# Prompt
Report each line from the data below that holds the word "text".

Data records
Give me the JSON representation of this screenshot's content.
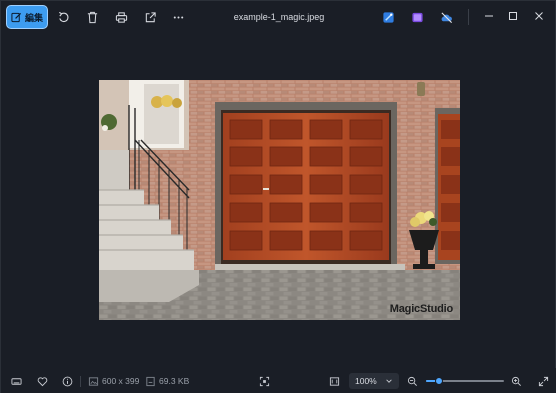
{
  "toolbar": {
    "edit_label": "編集",
    "file_name": "example-1_magic.jpeg"
  },
  "photo": {
    "watermark": "MagicStudio"
  },
  "statusbar": {
    "dimensions": "600 x 399",
    "file_size": "69.3 KB",
    "zoom": "100%",
    "zoom_level": 0.17
  },
  "icons": {
    "edit": "edit-icon",
    "rotate": "rotate-icon",
    "delete": "trash-icon",
    "print": "print-icon",
    "share": "share-icon",
    "more": "more-icon",
    "app1": "designer-icon",
    "app2": "clipchamp-icon",
    "cloud": "cloud-off-icon"
  },
  "colors": {
    "accent": "#3d9cf0",
    "background": "#1a1e26",
    "slider": "#4ea7ff"
  }
}
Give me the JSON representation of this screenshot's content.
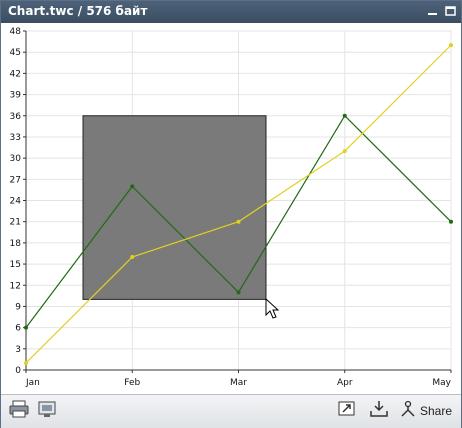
{
  "window": {
    "title": "Chart.twc / 576 байт"
  },
  "toolbar": {
    "print_icon": "printer-icon",
    "image_icon": "image-icon",
    "export_icon": "export-icon",
    "download_icon": "download-icon",
    "share_icon": "share-icon",
    "share_label": "Share"
  },
  "chart_data": {
    "type": "line",
    "categories": [
      "Jan",
      "Feb",
      "Mar",
      "Apr",
      "May"
    ],
    "ylim": [
      0,
      48
    ],
    "yticks": [
      0,
      3,
      6,
      9,
      12,
      15,
      18,
      21,
      24,
      27,
      30,
      33,
      36,
      39,
      42,
      45,
      48
    ],
    "grid": true,
    "series": [
      {
        "color": "#1f6b12",
        "values": [
          6,
          26,
          11,
          36,
          21
        ]
      },
      {
        "color": "#e0d21a",
        "values": [
          1,
          16,
          21,
          31,
          46
        ]
      }
    ],
    "selection_box_color": "#7a7a7a"
  }
}
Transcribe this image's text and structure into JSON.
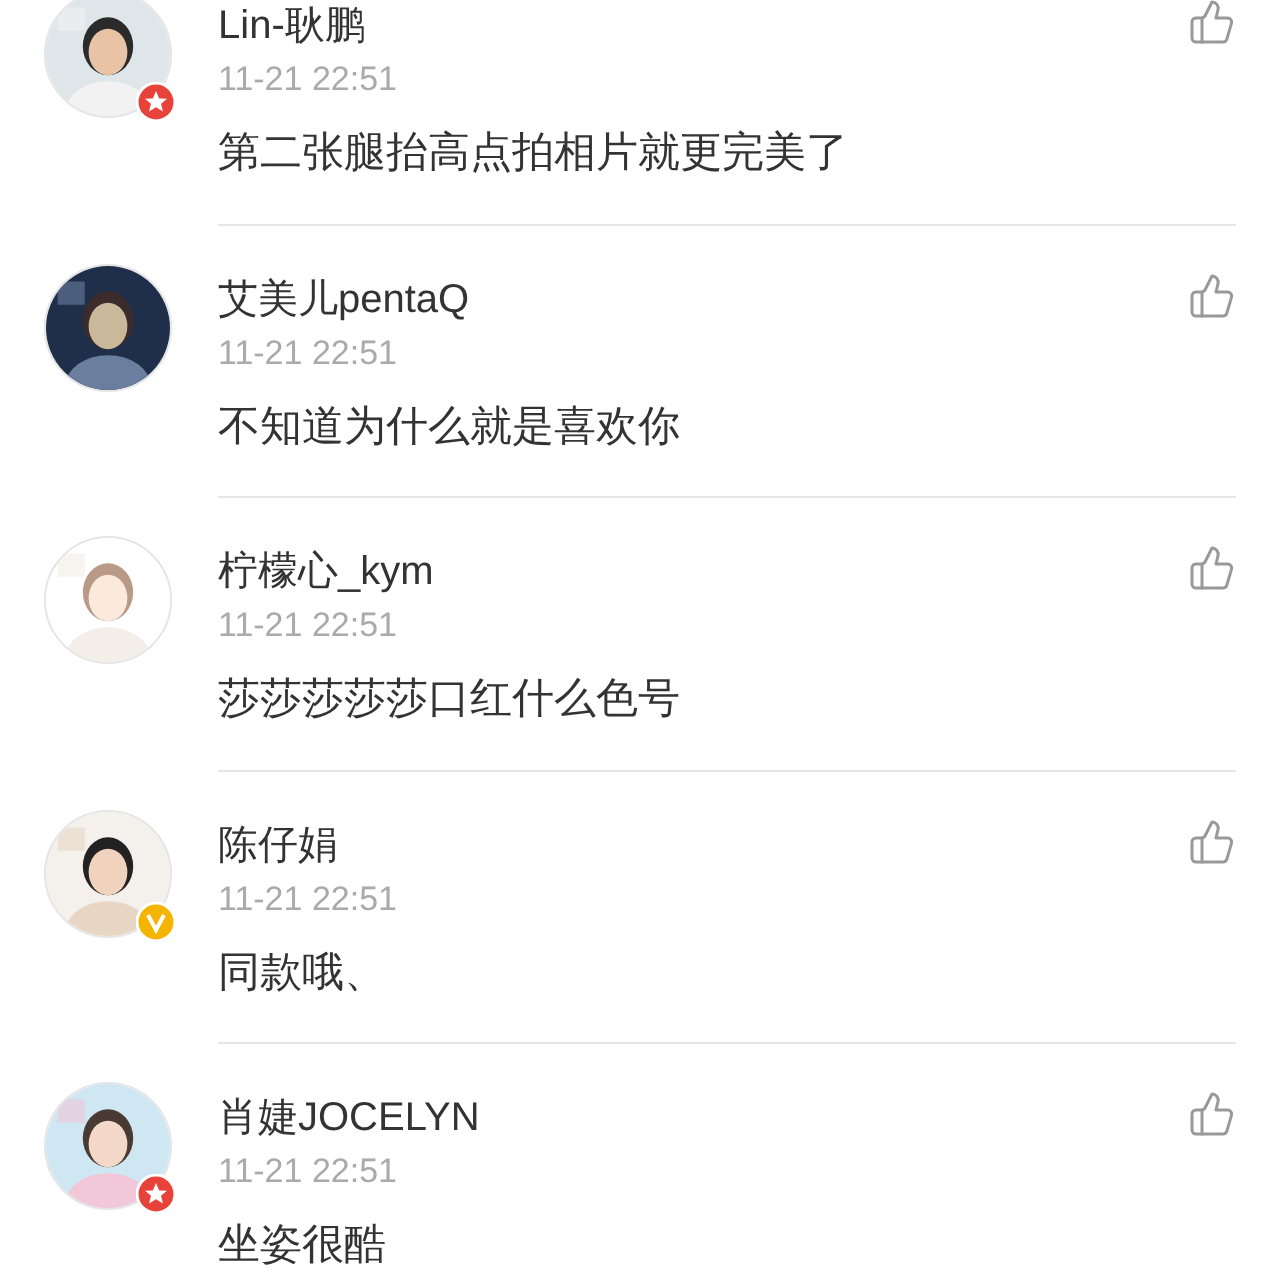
{
  "comments": [
    {
      "name": "Lin-耿鹏",
      "time": "11-21 22:51",
      "text": "第二张腿抬高点拍相片就更完美了",
      "kind": "member"
    },
    {
      "name": "艾美儿pentaQ",
      "time": "11-21 22:51",
      "text": "不知道为什么就是喜欢你",
      "kind": "plain"
    },
    {
      "name": "柠檬心_kym",
      "time": "11-21 22:51",
      "text": "莎莎莎莎莎口红什么色号",
      "kind": "plain"
    },
    {
      "name": "陈仔娟",
      "time": "11-21 22:51",
      "text": "同款哦、",
      "kind": "verified"
    },
    {
      "name": "肖婕JOCELYN",
      "time": "11-21 22:51",
      "text": "坐姿很酷",
      "kind": "member"
    }
  ]
}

# Reply to the task
Transcribe this image's text and structure into JSON.
      "text": "第二张腿抬高点拍相片就更完美了",
      "text": "不知道为什么就是喜欢你",
      "text": "莎莎莎莎莎口红什么色号",
      "text": "同款哦、",
      "text": "坐姿很酷",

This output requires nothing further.